So, the good is that DD started a new dance class and really liked it - so she's tumbling and dancing through the rest of winter/spring - highly anticipating her first season of competitive softball coming in August. DS2 is ready for his winter indoor flag football league and upcoming track season and DS1 is playing basketball, slightly overlapping the start of his last baseball season before trying out for high school. AND - we registered for middle school for DS2 and high school registration is next week for DS1. much fun...and weirdly, I'm a little sad to see it all going so fast.

We are debating our options for DS2 right now. DH and I are supporting each other through this. The goal is to find a school environment that will give him more one on one instruction, hold him more accountable and give him one more year to gain maturity (really, I am not excited about the concept of him in a locker room with 50 boys that are heads taller than him...not worried about him...worried for THEM)...that means public middle school is not the best option and we know that. We'll figure it out and have some things percolating! At least there is something out there...I just have to find it!

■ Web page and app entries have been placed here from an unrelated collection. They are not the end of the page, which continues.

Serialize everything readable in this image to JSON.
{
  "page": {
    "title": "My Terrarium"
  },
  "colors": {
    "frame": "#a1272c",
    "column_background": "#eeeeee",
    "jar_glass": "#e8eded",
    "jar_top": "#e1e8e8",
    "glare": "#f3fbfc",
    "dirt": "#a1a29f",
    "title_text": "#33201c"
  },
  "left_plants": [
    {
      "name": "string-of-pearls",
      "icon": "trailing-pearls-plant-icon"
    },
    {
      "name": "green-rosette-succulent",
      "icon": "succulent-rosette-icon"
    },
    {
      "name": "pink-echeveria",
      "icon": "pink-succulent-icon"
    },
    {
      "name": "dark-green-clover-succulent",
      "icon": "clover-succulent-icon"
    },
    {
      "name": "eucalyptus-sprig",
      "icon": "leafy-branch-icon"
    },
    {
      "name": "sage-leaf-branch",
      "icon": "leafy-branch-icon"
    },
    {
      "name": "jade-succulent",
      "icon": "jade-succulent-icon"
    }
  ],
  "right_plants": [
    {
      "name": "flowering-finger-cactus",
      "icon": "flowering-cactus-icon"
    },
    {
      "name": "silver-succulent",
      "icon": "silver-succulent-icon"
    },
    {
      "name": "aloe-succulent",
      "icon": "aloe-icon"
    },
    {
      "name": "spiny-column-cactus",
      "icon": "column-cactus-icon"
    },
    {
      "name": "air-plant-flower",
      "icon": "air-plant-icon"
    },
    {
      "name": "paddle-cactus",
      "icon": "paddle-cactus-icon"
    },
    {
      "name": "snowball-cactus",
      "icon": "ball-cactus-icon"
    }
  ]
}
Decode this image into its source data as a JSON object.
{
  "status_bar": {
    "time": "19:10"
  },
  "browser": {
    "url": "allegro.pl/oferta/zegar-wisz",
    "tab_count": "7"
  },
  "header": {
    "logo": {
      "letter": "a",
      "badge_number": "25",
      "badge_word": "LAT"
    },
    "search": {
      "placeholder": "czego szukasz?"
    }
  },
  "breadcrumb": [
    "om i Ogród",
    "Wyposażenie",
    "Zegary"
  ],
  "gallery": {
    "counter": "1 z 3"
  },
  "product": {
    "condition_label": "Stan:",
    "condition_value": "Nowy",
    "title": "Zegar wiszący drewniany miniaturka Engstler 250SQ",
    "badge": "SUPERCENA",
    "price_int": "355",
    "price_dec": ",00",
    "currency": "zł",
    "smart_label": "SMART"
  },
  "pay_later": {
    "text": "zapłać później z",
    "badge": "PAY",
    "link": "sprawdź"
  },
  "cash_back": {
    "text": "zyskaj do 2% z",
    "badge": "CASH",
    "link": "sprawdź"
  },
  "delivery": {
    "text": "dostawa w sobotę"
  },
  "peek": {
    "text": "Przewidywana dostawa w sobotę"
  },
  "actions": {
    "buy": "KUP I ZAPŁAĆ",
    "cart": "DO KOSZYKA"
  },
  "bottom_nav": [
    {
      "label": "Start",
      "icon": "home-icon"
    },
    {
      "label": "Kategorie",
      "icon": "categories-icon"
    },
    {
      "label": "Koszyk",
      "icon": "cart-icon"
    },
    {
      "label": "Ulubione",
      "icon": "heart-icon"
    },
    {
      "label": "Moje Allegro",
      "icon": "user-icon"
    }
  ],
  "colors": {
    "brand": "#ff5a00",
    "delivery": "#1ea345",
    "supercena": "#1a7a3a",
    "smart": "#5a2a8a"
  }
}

  1. I remember having a school meeting almost exactly as you describe. We found two different solutions for our two boys.

    The first attended a private school for children with learning disabilities - a maximum class size of six, curriculum taught in more multisensory ways, accountability. Although I sometimes worried the curriculum might be watered down, he always tested grade average or above on yearly standardized testing.

    I home schooled the second son using curriculum I specifically chose for his learning style and interests. Although he was the great manipulator, Mom wouldn't let him get by with anything. The child that private and public schools gave up on tested at college level in math by middle school.

  2. We have felt your pain around the need for a child to have more concentrated attention at school. Now that our older is in a very low ratio educations situation, it's made night and day with her, especially with attitude toward school. While there was more to this than just academics for our daughter, it truly reinforced the idea that some kids need to learn differently and when those needs are accomodated, things can turn around. Keep up your efforts to find the right way for DS2 to learn!


  3. We have parent/teacher conferences tonight for M. They are going to tell me how wonderful she is doing, then I will remind them that she is 2 yrs behind and 2 yrs older than the children in her class and that they shouldn't compare her to them. It's pretty much pointless. She is dumb as doornail at home and a genius at school. She screws up her spelling words and ABC order every week at home but gets a 100 on the test at school. It's all good. I've been given a free ticket by our therapist to walk away from homework the first time she pulls the 'stupid' act, and let her suffer the 'natural consequences' of getting a 'bad grade' at school for it. She told me if she wants to fail at home on purpose, let her...she's only in 2nd grade and grades don't matter until she reaches 6th. Her words. Not mine. So I'm 'letting go' of the school work and grades for now...for my sanity. It's been a week so far. Do I sound more sane? : )

  4. Well...I sent a packet of info (with failed homework, etc.) to the principal late last week and haven't heard a word back. This is the part where they simply try to push me off until it's too late to do anything this year.
    Norah - I try to stay out of homework too - but he is in 6th grade and I do feel it matters, too bad I'm the only one (it seems).
    As for homeschool - I think about it, but really, it would be terrible for our relationship - heck, just checking homework is the worst part of our day. And, our attachment (again, both ways) is still not complete or even good some days. So, I think it would do more harm than good. I'm stressed out just thinking about it!

  5. The conference was a complete shock. She is smart at school. I mean really smart. I saw her work and her test scores. She's above grade level now. Her school work was actually good. Things were written neatly and spelled correctly and wow... She even admitted to the teacher that she gives me a hard time at home with the homework.

    Homeschooling would be the death of me. I could never, ever, HS her. Never.